▸ **WORK ITEM**
Report how many lines below contain the word "duration", and give only that number.

▸ **THE DATA**
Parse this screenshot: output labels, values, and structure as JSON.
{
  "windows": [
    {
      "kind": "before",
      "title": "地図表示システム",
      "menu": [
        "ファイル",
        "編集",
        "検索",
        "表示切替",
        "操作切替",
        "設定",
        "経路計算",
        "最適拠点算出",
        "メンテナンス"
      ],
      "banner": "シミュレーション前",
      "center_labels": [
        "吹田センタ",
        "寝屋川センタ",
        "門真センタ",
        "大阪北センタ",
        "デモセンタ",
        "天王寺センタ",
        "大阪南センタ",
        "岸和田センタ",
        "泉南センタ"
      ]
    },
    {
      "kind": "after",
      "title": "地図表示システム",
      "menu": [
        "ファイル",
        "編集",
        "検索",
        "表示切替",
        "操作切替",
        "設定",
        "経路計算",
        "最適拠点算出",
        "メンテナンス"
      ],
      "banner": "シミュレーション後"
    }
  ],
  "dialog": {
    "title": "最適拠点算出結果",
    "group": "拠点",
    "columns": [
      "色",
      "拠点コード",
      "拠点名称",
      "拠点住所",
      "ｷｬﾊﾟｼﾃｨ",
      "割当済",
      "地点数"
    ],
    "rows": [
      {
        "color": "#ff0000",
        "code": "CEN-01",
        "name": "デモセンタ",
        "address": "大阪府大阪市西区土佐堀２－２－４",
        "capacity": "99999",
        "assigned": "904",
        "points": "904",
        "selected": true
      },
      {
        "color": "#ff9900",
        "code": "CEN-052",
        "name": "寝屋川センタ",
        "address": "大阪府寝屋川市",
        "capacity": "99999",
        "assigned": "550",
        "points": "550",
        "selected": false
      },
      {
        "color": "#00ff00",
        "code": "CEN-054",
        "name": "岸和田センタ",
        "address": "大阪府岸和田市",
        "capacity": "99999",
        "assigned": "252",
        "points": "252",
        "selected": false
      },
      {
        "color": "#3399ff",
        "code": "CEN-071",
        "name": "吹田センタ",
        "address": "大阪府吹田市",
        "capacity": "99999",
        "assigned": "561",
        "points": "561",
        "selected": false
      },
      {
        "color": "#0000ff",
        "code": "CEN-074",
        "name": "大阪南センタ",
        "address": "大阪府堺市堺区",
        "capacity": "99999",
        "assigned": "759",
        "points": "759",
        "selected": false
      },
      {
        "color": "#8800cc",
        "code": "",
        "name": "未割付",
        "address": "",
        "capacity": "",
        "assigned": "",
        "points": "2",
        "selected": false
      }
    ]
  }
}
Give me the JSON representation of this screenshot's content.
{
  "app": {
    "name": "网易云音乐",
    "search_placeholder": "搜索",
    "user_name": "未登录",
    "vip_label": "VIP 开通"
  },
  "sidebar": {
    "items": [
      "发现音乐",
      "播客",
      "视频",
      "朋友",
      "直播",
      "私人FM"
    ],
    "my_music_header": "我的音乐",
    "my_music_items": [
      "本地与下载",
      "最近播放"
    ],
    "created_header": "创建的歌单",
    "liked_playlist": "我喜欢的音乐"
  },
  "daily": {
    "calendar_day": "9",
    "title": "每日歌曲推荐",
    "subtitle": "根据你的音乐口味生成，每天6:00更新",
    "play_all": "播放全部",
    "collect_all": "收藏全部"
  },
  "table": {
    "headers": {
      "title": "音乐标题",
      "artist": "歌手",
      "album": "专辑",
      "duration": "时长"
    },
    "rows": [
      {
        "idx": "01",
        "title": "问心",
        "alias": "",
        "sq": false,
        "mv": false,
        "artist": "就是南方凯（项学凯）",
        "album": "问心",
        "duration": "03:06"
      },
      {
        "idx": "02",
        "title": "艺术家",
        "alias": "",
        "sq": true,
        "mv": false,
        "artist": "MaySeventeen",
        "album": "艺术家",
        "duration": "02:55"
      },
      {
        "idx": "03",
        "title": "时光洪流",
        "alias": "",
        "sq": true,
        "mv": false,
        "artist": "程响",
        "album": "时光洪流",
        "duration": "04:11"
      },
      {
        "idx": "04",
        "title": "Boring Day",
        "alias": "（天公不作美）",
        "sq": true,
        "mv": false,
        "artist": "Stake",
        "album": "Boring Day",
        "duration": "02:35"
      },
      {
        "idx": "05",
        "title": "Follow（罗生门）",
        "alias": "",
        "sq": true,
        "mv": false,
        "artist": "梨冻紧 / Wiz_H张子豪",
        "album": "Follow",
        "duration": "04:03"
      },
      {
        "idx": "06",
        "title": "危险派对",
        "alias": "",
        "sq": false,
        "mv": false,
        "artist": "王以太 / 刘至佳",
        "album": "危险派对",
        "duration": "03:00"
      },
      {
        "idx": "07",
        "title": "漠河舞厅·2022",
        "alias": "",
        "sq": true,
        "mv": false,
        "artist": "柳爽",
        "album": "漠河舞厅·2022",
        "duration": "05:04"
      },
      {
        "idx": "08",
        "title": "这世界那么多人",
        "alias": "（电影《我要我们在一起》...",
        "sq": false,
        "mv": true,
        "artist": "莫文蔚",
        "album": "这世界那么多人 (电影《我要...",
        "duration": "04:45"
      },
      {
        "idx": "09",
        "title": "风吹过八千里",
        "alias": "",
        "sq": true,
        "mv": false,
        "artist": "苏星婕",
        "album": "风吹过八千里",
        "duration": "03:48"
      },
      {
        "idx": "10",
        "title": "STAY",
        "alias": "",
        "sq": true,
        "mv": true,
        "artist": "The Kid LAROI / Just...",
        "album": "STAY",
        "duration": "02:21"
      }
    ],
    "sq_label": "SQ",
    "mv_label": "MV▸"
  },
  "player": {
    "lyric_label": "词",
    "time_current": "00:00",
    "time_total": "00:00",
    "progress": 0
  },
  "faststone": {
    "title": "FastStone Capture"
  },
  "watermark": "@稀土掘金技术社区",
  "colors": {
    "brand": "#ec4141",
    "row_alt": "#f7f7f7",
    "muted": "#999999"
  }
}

▸ **TASK ANSWER**
11